Movie Songs Actors and Writers Helped Inspire – Billboard
Ahead of the April 25 Oscars, three movies have more in common than just competing for top honors. The sound of metal and minariwho both have six nominations, and One night in Miami…which has three, highlights how songwriters have become more collaborative in the filmmaking process, whether they work closely with actors on certain songs or even take on the role of screenwriter.
For Abraham Marder, working with his brother, director Darius Marder, on the The sound of metal The script – about heavy metal drummer Ruben (played by first-ever Best Muslim Actor nominee Riz Ahmed) – also guided how he composed the film’s score. As co-writer, Abraham identified how the film, which also won Best Original Screenplay, could better express the experience of the character of Ahmed going deaf by amplifying the sound design more than creating a traditional score that drew viewers into his world. “The film succeeds [by sitting] with Reuben in the most difficult times of calm and chaos,” says Abraham. “A score often seeks to smooth out and remove these rough edges from movies, but I thought that would have thwarted the purpose of the story.”

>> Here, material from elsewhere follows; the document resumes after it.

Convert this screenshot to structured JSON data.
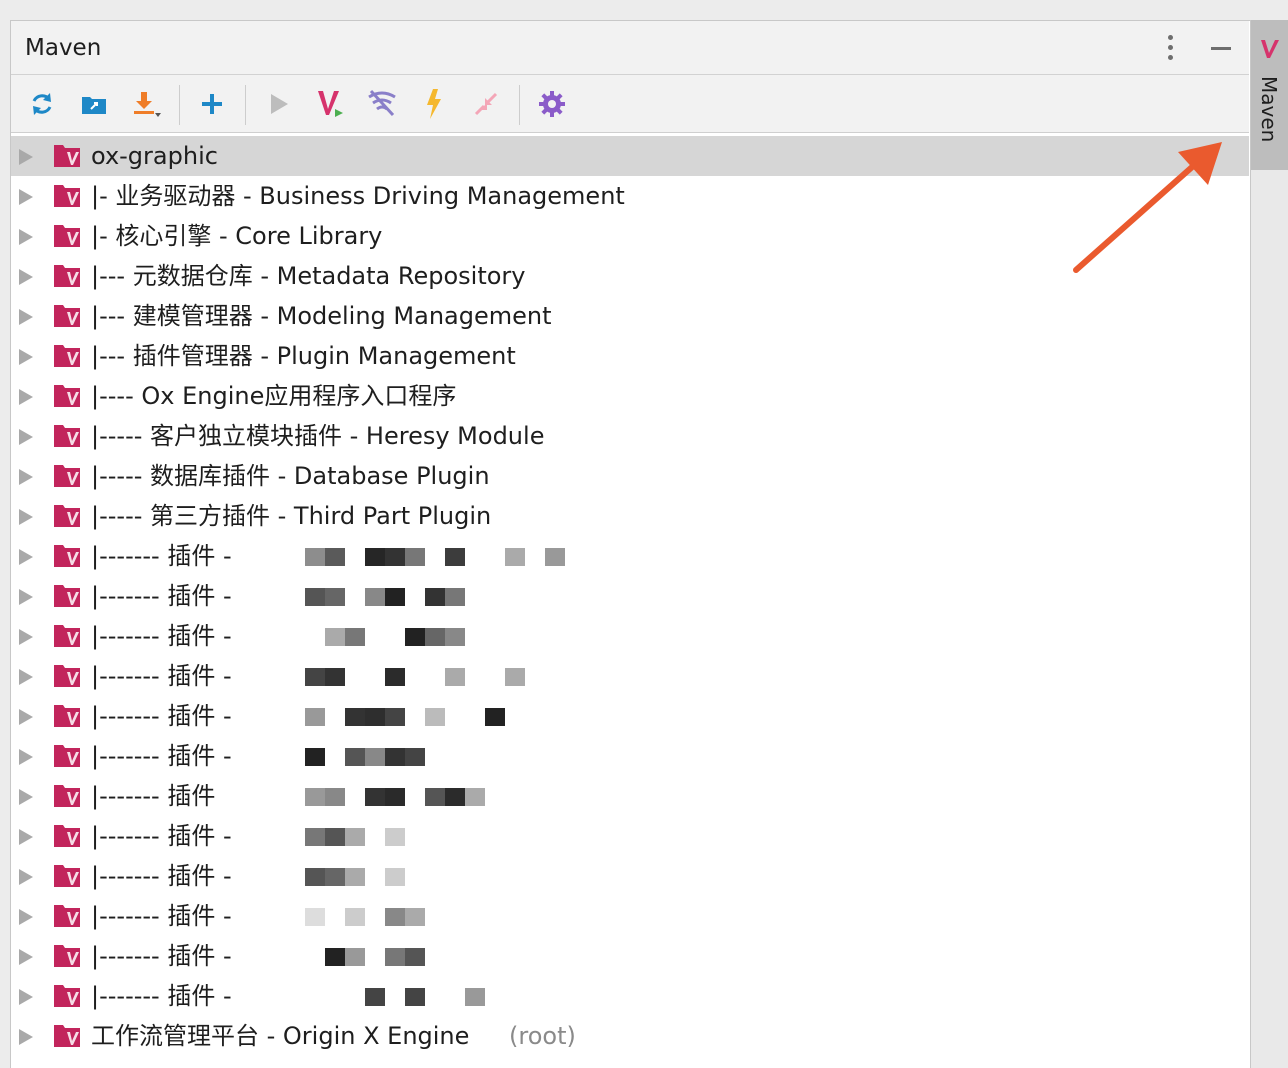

Although writer-directors like John Carpenter and Robert Rodriguez have also composed music for their films, it’s rare for a screenwriter to compose a film’s closing track – as Marder did with “Green,” which was shortlisted for Best Original Song. He started working on the minimal and downtempo track when The sound of metal was first conceived, but did not complete the lyrics until the final week of the film’s final sound mix, once he fully grasped the depth of Ruben’s experience.

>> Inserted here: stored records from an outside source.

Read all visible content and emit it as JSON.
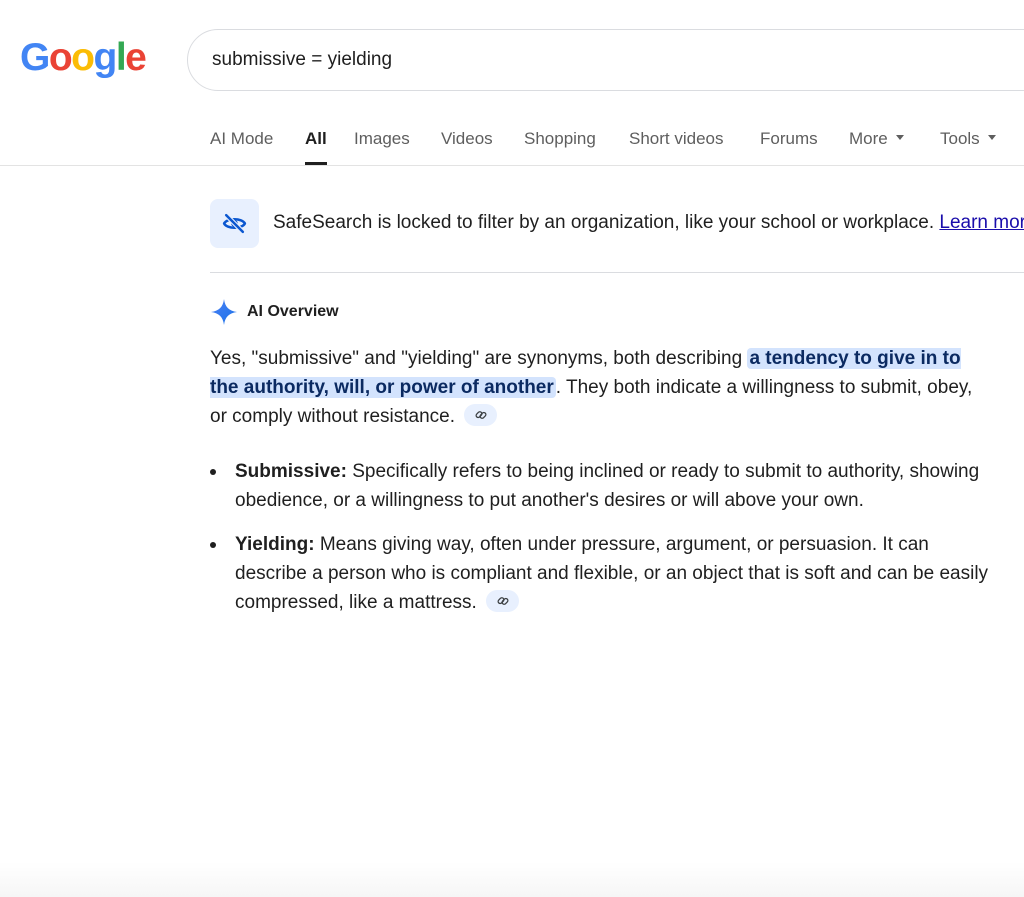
{
  "logo": {
    "letters": [
      "G",
      "o",
      "o",
      "g",
      "l",
      "e"
    ],
    "colors": [
      "#4285F4",
      "#EA4335",
      "#FBBC05",
      "#4285F4",
      "#34A853",
      "#EA4335"
    ]
  },
  "search": {
    "query": "submissive = yielding"
  },
  "tabs": [
    {
      "label": "AI Mode",
      "active": false
    },
    {
      "label": "All",
      "active": true
    },
    {
      "label": "Images",
      "active": false
    },
    {
      "label": "Videos",
      "active": false
    },
    {
      "label": "Shopping",
      "active": false
    },
    {
      "label": "Short videos",
      "active": false
    },
    {
      "label": "Forums",
      "active": false
    },
    {
      "label": "More",
      "active": false,
      "dropdown": true
    },
    {
      "label": "Tools",
      "active": false,
      "dropdown": true
    }
  ],
  "safesearch": {
    "icon": "eye-off-icon",
    "text": "SafeSearch is locked to filter by an organization, like your school or workplace.",
    "link": "Learn more"
  },
  "ai_overview": {
    "icon": "sparkle-icon",
    "title": "AI Overview",
    "intro_before": "Yes, \"submissive\" and \"yielding\" are synonyms, both describing ",
    "intro_highlight": "a tendency to give in to the authority, will, or power of another",
    "intro_after": ". They both indicate a willingness to submit, obey, or comply without resistance.",
    "bullets": [
      {
        "term": "Submissive:",
        "text": "Specifically refers to being inclined or ready to submit to authority, showing obedience, or a willingness to put another's desires or will above your own.",
        "has_link": false
      },
      {
        "term": "Yielding:",
        "text": "Means giving way, often under pressure, argument, or persuasion. It can describe a person who is compliant and flexible, or an object that is soft and can be easily compressed, like a mattress.",
        "has_link": true
      }
    ],
    "link_icon": "link-icon"
  },
  "colors": {
    "accent_blue": "#1a73e8",
    "highlight_bg": "#d3e3fd",
    "link": "#1a0dab"
  }
}
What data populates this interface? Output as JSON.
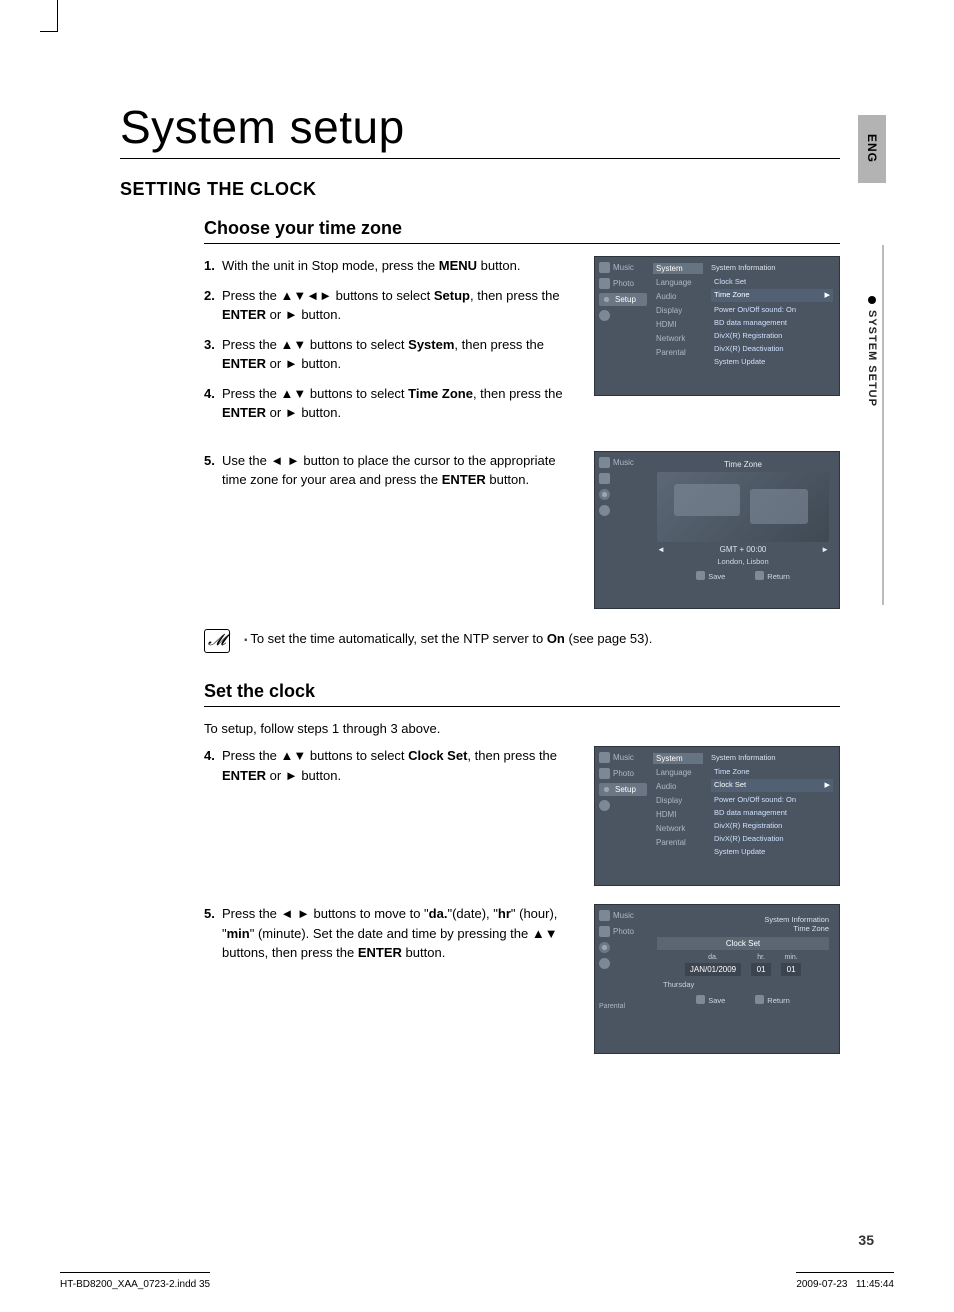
{
  "page": {
    "lang_tab": "ENG",
    "side_tab": "SYSTEM SETUP",
    "title": "System setup",
    "section": "SETTING THE CLOCK",
    "page_number": "35",
    "footer_file": "HT-BD8200_XAA_0723-2.indd   35",
    "footer_date": "2009-07-23",
    "footer_time": "11:45:44"
  },
  "choose_tz": {
    "heading": "Choose your time zone",
    "steps": [
      {
        "n": "1.",
        "pre": "With the unit in Stop mode, press the ",
        "b": "MENU",
        "post": " button."
      },
      {
        "n": "2.",
        "pre": "Press the ▲▼◄► buttons to select ",
        "b": "Setup",
        "post": ", then press the ",
        "b2": "ENTER",
        "post2": " or ► button."
      },
      {
        "n": "3.",
        "pre": "Press the ▲▼ buttons to select ",
        "b": "System",
        "post": ", then press the ",
        "b2": "ENTER",
        "post2": " or ► button."
      },
      {
        "n": "4.",
        "pre": "Press the ▲▼ buttons to select ",
        "b": "Time Zone",
        "post": ", then press the ",
        "b2": "ENTER",
        "post2": " or ► button."
      },
      {
        "n": "5.",
        "pre": "Use the ◄ ► button to place the cursor to the appropriate time zone for your area and press the ",
        "b": "ENTER",
        "post": " button."
      }
    ],
    "note": {
      "pre": "To set the time automatically, set the NTP server to ",
      "b": "On",
      "post": " (see page 53)."
    }
  },
  "set_clock": {
    "heading": "Set the clock",
    "intro": "To setup, follow steps 1 through 3 above.",
    "steps": [
      {
        "n": "4.",
        "pre": "Press the ▲▼ buttons to select ",
        "b": "Clock Set",
        "post": ", then press the ",
        "b2": "ENTER",
        "post2": " or ► button."
      },
      {
        "n": "5.",
        "pre": "Press the ◄ ► buttons to move to \"",
        "b": "da.",
        "mid": "\"(date), \"",
        "b2": "hr",
        "mid2": "\" (hour), \"",
        "b3": "min",
        "post": "\" (minute). Set the date and time by pressing the ▲▼ buttons, then press the ",
        "b4": "ENTER",
        "post2": " button."
      }
    ]
  },
  "shot_menu": {
    "sidebar": [
      "Music",
      "Photo",
      "Setup"
    ],
    "mid": [
      "System",
      "Language",
      "Audio",
      "Display",
      "HDMI",
      "Network",
      "Parental"
    ],
    "right_head": "System Information",
    "right": [
      {
        "l": "Clock Set"
      },
      {
        "l": "Time Zone",
        "sel": true
      },
      {
        "l": "Power On/Off sound",
        "v": ": On"
      },
      {
        "l": "BD data management"
      },
      {
        "l": "DivX(R) Registration"
      },
      {
        "l": "DivX(R) Deactivation"
      },
      {
        "l": "System Update"
      }
    ]
  },
  "shot_tz": {
    "title": "Time Zone",
    "gmt": "GMT + 00:00",
    "city": "London, Lisbon",
    "save": "Save",
    "ret": "Return"
  },
  "shot_menu2": {
    "right_head": "System Information",
    "right_sub": "Time Zone",
    "right": [
      {
        "l": "Clock Set",
        "sel": true
      },
      {
        "l": "Power On/Off sound",
        "v": ": On"
      },
      {
        "l": "BD data management"
      },
      {
        "l": "DivX(R) Registration"
      },
      {
        "l": "DivX(R) Deactivation"
      },
      {
        "l": "System Update"
      }
    ]
  },
  "shot_clock": {
    "head1": "System Information",
    "head2": "Time Zone",
    "bar": "Clock Set",
    "labels": {
      "da": "da.",
      "hr": "hr.",
      "min": "min."
    },
    "values": {
      "date": "JAN/01/2009",
      "hr": "01",
      "min": "01"
    },
    "day": "Thursday",
    "save": "Save",
    "ret": "Return",
    "parental": "Parental"
  }
}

From a musical point of view, it is essential to understand the characters of a film – which is why, at the suggestion of director Lee Isaac Chung, minari composer Emile Mosseri (who picked up a Best Original Score nomination) enlisted actress Yeri Han, who plays Monica in the film, to “Song of the Rain”. Mosseri had already written the track when Chung informed him of Han’s vocal skills. Working with her and Korean lyricist Stephanie Kong gave her the opportunity to add a deeper layer of emotion to the lullaby that helps bring closure to the tender immigrant story of Chung, who is also up for Best Picture. .
Likewise, songwriter Sam Ashworth thinks the nominee for Best Original Song “Speak Now” wouldn’t have become what it was meant to be without drawing on Leslie Odom Jr.’s experience portraying Sam Cooke in One night in Miami… Before writing the song on FaceTime, Ashworth, who previously worked with the Oscar-nominated actor on his 2019 album, Mr., had the verses and melody of the melody, but knew that the lyrics did not sound right. “The song needed a real sense of urgency, hence the ‘listen, listen, listen’ and ‘speak now,’ but Leslie came with a strong conviction for the direction of the verses,” says Ashworth. “Leslie’s perspective after playing Sam Cooke was imperative. [He] had to live this character to be able to come out of it and understand what it meant – and how it changed him.